### ACTIVITY
Please tally the lines in the material below that contain the word "title", and give the count only.

### DATA FOR THE TASK
* * *
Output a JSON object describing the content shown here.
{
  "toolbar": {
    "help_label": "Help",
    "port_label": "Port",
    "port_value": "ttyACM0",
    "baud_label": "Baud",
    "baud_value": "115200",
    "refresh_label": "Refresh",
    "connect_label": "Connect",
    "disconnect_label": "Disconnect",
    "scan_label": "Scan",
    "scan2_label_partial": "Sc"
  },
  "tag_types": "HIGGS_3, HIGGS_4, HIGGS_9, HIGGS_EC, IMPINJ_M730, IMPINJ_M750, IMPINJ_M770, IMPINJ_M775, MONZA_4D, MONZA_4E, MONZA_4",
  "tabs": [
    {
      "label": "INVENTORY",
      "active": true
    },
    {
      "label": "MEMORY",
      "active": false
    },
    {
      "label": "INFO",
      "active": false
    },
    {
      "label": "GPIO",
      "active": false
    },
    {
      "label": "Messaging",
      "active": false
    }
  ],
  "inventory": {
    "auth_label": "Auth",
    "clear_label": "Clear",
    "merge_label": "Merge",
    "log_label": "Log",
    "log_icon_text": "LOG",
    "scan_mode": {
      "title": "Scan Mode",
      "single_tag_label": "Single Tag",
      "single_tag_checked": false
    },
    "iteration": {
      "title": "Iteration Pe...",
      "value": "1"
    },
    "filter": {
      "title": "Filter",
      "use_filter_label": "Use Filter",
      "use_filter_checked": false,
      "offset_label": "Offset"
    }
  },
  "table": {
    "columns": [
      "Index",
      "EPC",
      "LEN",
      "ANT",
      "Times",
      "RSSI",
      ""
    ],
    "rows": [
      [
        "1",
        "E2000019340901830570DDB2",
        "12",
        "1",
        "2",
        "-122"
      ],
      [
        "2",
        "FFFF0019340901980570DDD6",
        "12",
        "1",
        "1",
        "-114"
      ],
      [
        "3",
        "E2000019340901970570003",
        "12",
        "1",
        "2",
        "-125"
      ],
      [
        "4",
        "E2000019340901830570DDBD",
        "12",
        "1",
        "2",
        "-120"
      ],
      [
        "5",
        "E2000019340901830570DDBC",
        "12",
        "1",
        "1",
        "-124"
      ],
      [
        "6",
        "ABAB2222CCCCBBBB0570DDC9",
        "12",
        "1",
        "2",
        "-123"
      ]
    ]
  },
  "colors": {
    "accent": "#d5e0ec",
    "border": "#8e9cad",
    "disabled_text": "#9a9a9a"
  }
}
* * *
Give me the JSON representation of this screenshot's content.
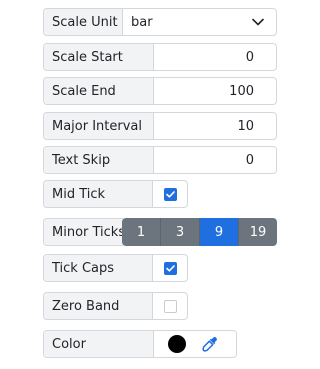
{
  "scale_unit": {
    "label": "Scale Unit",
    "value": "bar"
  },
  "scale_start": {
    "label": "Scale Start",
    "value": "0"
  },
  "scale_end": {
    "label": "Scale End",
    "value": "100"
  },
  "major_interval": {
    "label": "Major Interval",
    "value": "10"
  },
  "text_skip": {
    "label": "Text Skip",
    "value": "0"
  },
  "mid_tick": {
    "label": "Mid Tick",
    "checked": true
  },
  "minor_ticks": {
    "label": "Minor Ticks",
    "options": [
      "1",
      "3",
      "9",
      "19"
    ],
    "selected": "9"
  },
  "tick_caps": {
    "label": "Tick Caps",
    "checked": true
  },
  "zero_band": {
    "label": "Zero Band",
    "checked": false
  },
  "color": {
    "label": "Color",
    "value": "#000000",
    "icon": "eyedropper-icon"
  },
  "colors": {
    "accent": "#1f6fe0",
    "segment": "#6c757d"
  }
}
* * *
### EXERCISE RESULT
3